------ DATASET CONTENT ------

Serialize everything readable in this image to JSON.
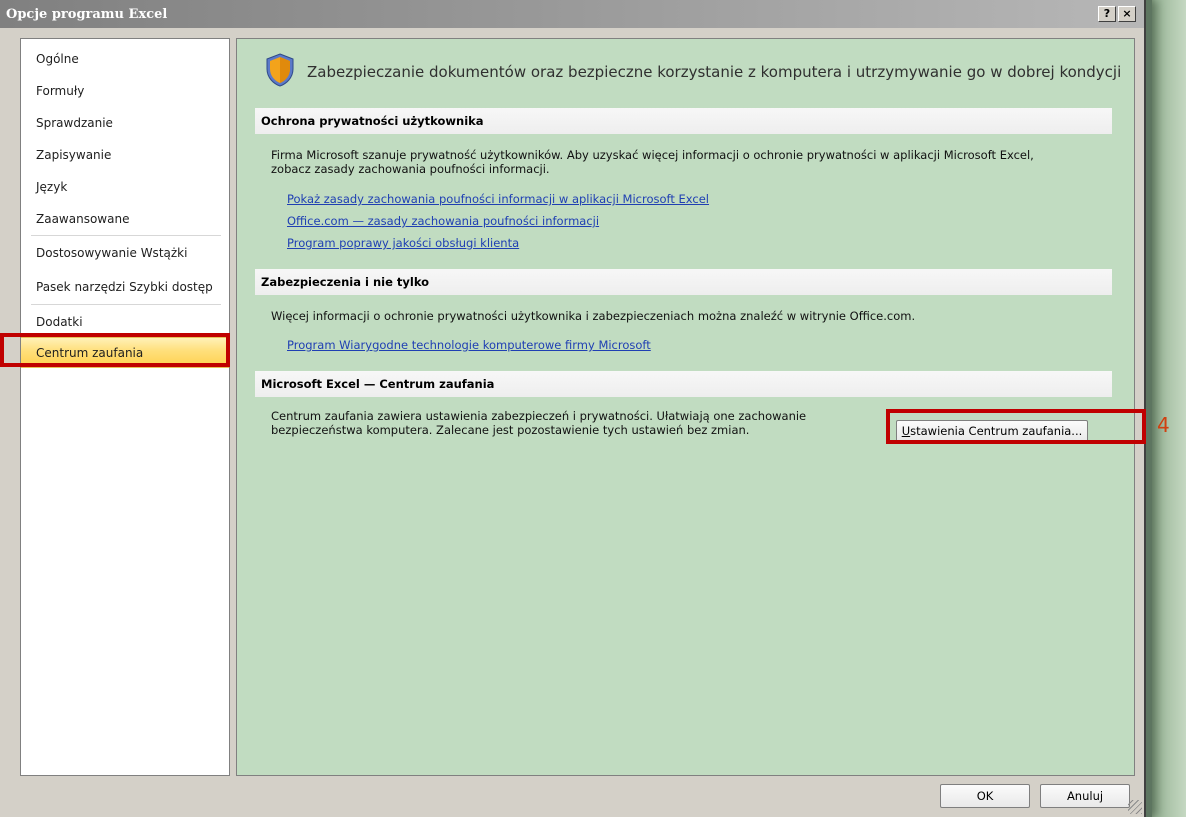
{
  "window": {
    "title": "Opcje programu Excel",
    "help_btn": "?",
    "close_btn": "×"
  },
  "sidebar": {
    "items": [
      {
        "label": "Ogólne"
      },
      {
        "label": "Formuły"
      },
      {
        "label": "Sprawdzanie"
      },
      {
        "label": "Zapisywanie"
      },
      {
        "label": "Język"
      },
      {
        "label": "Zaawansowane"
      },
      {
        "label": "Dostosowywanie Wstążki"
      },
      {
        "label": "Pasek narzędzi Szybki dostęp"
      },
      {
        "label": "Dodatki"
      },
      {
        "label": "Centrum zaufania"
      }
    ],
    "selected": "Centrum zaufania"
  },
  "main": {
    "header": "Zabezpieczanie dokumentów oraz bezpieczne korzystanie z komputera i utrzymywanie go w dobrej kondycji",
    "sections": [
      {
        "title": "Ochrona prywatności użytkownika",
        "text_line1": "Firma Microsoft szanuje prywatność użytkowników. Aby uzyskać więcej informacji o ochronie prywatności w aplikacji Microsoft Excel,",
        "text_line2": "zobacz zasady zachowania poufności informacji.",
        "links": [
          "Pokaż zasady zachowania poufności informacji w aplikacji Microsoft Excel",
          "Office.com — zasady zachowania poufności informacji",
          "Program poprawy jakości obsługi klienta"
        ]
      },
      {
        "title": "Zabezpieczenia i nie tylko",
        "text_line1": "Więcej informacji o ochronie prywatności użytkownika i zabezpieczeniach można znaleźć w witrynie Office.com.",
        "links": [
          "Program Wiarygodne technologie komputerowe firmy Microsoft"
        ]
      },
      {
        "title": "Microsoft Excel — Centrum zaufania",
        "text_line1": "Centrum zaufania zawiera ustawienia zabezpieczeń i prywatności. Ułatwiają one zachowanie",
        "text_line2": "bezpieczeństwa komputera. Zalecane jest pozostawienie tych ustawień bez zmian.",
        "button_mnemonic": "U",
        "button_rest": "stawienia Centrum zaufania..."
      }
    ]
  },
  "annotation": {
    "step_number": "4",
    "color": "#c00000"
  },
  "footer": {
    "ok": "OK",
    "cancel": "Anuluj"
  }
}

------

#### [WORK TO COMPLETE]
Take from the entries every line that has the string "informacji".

#### [EXERCISE RESULT]
        "text_line1": "Firma Microsoft szanuje prywatność użytkowników. Aby uzyskać więcej informacji o ochronie prywatności w aplikacji Microsoft Excel,",
        "text_line2": "zobacz zasady zachowania poufności informacji.",
          "Pokaż zasady zachowania poufności informacji w aplikacji Microsoft Excel",
          "Office.com — zasady zachowania poufności informacji",
        "text_line1": "Więcej informacji o ochronie prywatności użytkownika i zabezpieczeniach można znaleźć w witrynie Office.com.",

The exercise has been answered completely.